The pace of change and intensifying nature of global risks has elevated the role of insurance and risk management. Set against the current global landscape, the value of a truly global risk partner is undeniable. Multinational companies are increasingly seeing the need for international program cover that can address a growing number and magnitude of risks. As global trade embraces a more protectionist regime it will invariably have an increased impact with respect to compliance as companies seek to avoid fines and reputational consequences of falling foul of regulatory requirements.
It is important for insurers and brokers to have an extensive and well-connected global network, as well as access to intelligence and knowledge tools, both internally and externally through partnerships with think tanks and consultants. A local presence is increasingly vital in order to settle claims quickly and effectively.
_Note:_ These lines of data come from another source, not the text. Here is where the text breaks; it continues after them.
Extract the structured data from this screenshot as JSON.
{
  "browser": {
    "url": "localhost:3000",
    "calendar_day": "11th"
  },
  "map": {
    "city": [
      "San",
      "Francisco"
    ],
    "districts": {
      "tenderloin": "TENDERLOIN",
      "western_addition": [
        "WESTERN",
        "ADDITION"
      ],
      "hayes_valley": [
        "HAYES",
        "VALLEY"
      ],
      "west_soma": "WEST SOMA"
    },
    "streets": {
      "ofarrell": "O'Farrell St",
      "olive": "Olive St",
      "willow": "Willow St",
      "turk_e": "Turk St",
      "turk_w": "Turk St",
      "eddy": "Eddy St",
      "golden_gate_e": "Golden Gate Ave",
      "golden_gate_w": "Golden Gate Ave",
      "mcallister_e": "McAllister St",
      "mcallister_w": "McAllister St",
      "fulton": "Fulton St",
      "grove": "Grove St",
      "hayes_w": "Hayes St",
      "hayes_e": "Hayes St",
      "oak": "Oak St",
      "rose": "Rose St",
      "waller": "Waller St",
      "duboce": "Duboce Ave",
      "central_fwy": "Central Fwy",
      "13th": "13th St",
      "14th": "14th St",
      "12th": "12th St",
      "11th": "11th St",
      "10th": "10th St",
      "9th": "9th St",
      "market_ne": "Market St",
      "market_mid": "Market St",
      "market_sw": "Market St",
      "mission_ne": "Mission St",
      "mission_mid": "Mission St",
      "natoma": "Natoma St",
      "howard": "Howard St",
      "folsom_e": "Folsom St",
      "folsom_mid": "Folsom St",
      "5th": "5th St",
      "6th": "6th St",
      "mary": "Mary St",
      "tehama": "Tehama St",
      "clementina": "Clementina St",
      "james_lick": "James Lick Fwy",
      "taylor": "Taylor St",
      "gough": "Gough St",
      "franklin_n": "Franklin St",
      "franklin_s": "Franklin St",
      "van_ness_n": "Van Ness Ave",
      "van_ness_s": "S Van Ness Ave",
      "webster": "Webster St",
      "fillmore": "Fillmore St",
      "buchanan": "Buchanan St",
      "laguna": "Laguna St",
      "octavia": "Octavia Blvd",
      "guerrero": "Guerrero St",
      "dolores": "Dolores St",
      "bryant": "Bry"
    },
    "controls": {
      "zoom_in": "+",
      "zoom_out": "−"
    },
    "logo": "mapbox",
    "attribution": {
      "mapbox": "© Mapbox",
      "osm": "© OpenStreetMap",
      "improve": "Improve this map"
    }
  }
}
As global trade embraces a more protectionist regime it will invariably have an increased impact with respect to compliance...
As part of the tripartite insurer-broker-insured relationship, it is critically important to know whether policies from locally-licensed carriers are required in such territories and understand which tax rules prevail. In some circumstances, global programs can be tailored so that the 'master' policy drops down to complement locally admitted insurance policies in countries where local placements are required.
Beyond the obvious benefits of price optimisation and balance sheet protection, multinational insurance programs can help organisations respond proactively as the trade environment becomes more uncertain. Carriers and brokers can optimise the architecture of the program when there are changes in trade and legislation, ensuring there are no gaps in cover and that individual policies will respond as expected when a loss occurs.